* _What to produce_: Determine how many lines in the records include "this". Write the number and nothing more.

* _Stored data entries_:
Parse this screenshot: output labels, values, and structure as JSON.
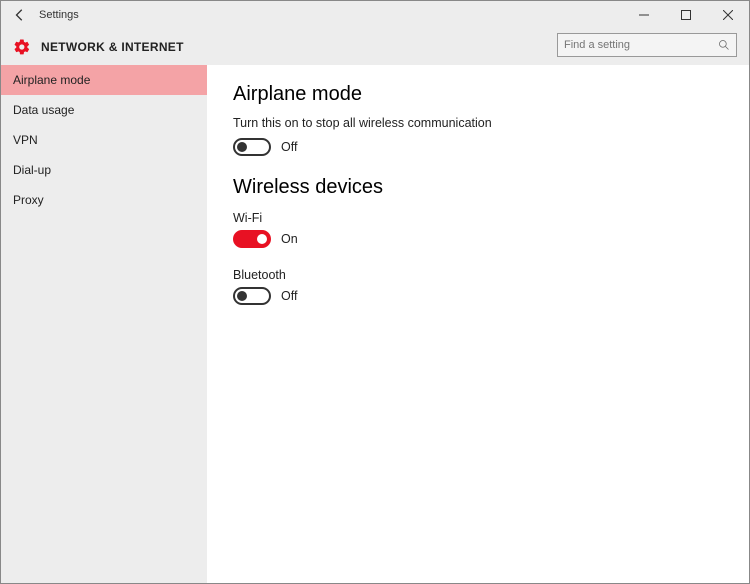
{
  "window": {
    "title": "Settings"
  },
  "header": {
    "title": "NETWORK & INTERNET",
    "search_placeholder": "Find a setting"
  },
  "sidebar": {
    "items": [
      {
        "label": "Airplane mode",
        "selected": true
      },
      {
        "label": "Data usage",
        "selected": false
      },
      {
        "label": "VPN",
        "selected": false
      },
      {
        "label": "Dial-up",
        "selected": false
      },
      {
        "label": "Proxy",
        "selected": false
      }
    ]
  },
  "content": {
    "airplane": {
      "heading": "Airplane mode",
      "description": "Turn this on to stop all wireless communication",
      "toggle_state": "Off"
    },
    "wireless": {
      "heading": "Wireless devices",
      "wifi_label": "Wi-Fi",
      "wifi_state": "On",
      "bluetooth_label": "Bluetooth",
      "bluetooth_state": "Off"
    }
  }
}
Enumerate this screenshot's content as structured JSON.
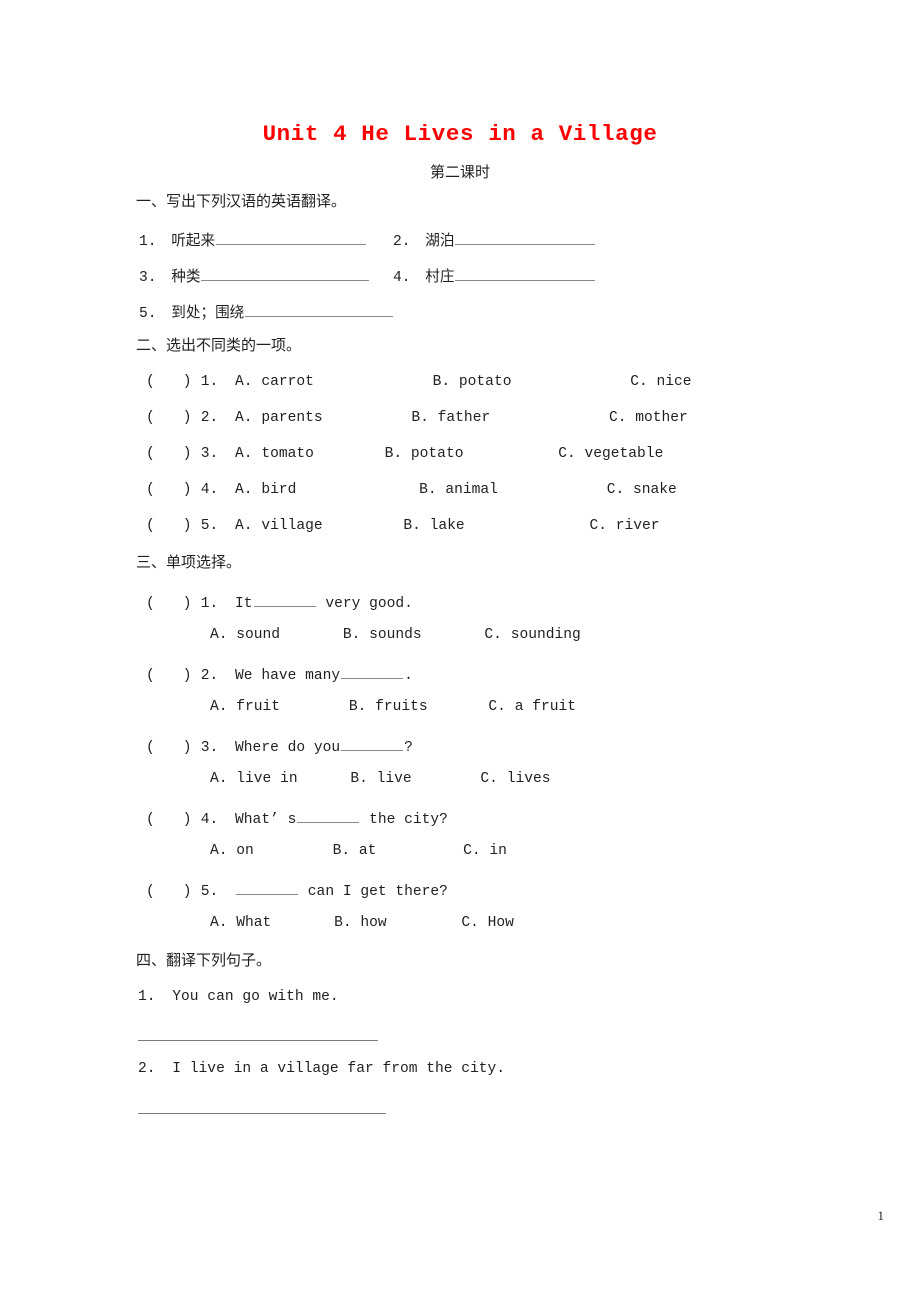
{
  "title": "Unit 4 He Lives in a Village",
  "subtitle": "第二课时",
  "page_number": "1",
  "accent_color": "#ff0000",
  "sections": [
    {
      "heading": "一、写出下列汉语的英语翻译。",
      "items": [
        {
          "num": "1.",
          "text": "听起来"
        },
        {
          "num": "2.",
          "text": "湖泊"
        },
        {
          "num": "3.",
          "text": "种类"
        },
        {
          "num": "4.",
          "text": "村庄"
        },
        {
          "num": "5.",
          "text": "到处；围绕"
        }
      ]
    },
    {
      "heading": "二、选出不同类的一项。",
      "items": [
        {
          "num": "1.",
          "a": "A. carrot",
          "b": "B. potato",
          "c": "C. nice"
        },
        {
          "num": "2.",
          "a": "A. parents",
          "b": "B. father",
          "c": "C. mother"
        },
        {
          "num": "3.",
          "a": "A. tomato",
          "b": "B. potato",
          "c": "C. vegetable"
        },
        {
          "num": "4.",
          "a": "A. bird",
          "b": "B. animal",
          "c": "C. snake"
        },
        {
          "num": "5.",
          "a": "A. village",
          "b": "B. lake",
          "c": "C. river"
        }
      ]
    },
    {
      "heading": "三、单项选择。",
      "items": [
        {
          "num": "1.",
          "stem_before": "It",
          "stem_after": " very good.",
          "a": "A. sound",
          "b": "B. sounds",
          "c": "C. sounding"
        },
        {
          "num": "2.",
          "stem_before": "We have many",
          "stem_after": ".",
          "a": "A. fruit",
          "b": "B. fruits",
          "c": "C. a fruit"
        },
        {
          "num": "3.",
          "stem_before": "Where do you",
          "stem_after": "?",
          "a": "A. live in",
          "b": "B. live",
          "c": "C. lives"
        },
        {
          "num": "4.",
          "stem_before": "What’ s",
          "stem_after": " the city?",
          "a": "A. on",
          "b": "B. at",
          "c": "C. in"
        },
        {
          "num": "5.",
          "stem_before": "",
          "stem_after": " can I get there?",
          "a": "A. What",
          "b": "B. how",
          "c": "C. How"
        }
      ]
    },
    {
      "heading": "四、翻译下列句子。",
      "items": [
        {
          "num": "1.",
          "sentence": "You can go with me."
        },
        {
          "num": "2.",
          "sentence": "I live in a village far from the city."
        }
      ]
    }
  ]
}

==

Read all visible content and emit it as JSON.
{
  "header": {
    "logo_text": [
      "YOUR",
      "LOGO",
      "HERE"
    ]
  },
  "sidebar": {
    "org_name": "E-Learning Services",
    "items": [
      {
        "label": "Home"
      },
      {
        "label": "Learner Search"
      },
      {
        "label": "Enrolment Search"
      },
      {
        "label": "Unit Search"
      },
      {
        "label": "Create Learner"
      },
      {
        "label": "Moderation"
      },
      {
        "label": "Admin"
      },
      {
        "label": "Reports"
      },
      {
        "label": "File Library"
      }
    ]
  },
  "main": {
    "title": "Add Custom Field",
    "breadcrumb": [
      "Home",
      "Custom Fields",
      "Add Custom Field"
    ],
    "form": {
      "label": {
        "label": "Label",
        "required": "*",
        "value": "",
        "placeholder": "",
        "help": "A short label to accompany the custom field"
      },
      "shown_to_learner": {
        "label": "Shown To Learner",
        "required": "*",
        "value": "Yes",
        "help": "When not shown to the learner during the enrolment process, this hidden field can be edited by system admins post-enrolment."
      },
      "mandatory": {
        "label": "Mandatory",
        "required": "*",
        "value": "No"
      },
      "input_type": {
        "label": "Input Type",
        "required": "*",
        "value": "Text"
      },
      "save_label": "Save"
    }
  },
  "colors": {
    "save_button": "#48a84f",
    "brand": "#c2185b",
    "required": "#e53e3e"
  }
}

* _Reply to the exercise_: 4